Liverworts are the most basal group of extant land plants. Nonetheless, the molecular biology of liverworts is poorly understood. Gene expression has been studied in only one species, Marchantia polymorpha. In particular, no microRNA (miRNA) sequences from liverworts have been reported. Here, Illumina-based next-generation sequencing was employed to identify small RNAs, and analyze the transcriptome and the degradome of Pellia endiviifolia. Three hundred and eleven conserved miRNA plant families were identified, and 42 new liverwort-specific miRNAs were discovered. The RNA degradome analysis revealed that target mRNAs of only three miRNAs (miR160, miR166, and miR408) have been conserved between liverworts and other land plants.
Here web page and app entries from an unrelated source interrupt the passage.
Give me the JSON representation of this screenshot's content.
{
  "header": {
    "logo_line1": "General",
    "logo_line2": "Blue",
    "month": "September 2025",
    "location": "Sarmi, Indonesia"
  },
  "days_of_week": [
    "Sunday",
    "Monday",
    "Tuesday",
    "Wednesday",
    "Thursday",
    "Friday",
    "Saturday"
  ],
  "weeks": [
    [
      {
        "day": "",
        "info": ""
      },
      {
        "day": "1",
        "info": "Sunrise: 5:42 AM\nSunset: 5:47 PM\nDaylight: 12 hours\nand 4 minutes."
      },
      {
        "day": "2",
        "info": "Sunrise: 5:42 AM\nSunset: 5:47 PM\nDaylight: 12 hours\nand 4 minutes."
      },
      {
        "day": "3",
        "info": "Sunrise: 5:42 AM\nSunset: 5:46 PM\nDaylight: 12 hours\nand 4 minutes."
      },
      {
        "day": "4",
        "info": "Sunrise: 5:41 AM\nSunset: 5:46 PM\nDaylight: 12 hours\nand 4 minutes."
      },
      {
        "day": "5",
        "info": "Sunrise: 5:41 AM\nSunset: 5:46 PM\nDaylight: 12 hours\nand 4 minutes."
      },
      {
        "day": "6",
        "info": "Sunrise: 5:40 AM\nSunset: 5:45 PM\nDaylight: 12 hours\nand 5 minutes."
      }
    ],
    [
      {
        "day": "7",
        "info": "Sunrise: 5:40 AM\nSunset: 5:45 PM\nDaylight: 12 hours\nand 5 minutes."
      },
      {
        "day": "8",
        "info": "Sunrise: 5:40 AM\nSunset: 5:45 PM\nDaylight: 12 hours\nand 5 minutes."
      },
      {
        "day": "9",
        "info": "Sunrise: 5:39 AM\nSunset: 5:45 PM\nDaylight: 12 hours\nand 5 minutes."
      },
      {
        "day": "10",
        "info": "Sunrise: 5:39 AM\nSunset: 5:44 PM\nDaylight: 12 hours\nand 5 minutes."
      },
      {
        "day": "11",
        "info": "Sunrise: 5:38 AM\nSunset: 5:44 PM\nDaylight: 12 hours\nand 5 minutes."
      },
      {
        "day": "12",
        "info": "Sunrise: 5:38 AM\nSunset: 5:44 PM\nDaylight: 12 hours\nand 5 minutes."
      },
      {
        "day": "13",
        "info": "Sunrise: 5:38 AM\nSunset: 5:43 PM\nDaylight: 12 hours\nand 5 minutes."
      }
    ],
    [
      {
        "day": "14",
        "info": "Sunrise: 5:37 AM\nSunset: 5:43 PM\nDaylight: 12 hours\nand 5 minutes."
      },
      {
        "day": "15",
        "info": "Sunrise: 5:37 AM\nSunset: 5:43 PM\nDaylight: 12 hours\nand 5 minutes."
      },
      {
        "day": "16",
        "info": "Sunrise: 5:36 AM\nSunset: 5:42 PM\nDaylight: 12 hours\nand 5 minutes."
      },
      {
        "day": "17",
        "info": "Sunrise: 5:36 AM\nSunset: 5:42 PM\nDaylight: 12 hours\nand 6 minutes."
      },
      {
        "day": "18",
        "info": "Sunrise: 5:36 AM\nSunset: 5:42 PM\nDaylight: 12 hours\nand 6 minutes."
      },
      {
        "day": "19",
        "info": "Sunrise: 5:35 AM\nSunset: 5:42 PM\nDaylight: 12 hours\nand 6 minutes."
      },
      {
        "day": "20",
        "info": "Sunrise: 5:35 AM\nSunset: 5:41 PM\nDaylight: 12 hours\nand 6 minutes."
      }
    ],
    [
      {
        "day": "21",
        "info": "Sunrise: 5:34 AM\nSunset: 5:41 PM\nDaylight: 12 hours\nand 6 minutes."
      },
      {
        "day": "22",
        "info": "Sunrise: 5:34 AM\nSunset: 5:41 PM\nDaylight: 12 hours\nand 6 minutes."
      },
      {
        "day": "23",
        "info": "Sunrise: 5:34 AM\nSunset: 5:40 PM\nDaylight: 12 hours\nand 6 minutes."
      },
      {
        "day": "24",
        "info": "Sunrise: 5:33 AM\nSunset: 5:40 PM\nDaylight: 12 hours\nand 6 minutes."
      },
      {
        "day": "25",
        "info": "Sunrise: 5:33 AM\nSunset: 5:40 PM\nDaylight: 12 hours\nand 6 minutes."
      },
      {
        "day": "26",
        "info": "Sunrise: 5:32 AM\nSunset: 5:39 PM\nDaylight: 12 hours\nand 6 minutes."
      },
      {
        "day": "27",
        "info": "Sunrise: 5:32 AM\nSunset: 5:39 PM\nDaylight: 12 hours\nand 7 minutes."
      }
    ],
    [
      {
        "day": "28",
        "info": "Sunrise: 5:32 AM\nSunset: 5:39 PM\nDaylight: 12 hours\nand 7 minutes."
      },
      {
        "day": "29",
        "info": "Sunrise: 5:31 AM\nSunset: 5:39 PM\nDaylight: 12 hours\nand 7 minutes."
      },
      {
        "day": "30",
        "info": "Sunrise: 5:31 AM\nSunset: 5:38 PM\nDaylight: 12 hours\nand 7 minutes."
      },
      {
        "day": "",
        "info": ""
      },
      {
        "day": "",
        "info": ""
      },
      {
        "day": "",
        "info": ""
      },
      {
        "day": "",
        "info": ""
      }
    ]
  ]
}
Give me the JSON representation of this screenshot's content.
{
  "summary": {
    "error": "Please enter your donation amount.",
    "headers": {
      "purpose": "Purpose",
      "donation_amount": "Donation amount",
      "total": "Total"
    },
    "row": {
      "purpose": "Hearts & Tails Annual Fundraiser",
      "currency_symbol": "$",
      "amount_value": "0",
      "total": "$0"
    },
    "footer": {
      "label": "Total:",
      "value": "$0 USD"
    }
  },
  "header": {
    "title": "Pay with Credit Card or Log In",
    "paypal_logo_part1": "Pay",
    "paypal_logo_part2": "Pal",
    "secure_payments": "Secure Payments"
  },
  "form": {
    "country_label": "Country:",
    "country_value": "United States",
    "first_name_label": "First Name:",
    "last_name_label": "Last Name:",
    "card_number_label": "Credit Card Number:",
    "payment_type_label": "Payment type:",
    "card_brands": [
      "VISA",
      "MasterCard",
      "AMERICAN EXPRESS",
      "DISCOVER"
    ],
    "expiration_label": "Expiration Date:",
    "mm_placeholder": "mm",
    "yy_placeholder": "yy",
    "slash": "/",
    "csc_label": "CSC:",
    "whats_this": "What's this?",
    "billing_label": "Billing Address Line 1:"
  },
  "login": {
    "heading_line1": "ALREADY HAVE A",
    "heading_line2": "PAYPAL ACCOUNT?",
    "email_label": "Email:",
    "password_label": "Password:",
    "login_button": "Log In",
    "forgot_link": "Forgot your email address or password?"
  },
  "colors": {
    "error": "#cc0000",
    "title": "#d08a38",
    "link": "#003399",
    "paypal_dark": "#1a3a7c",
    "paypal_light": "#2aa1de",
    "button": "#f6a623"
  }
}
New targets were identified for the remaining conserved miRNAs. Moreover, the analysis of the degradome permitted the identification of targets for 13 novel liverwort-specific miRNAs. Interestingly, three of the liverwort microRNAs show high similarity to previously reported miRNAs from Chlamydomonas reinhardtii. This is the first observation of miRNAs that exist both in a representative alga and in the liverwort P. endiviifolia but are not present in land plants. The results of the analysis of the P. endivifolia microtranscriptome support the conclusions of previous studies that placed liverworts at the root of the land plant evolutionary tree of life.
Keywords: Pellia endiviifolia; basal lineage; land plants; liverwort; miRNA precursors; miRNA targets; microRNA (miRNA) genes; microtranscriptome.
© 2014 The Authors. New Phytologist © 2014 New Phytologist Trust.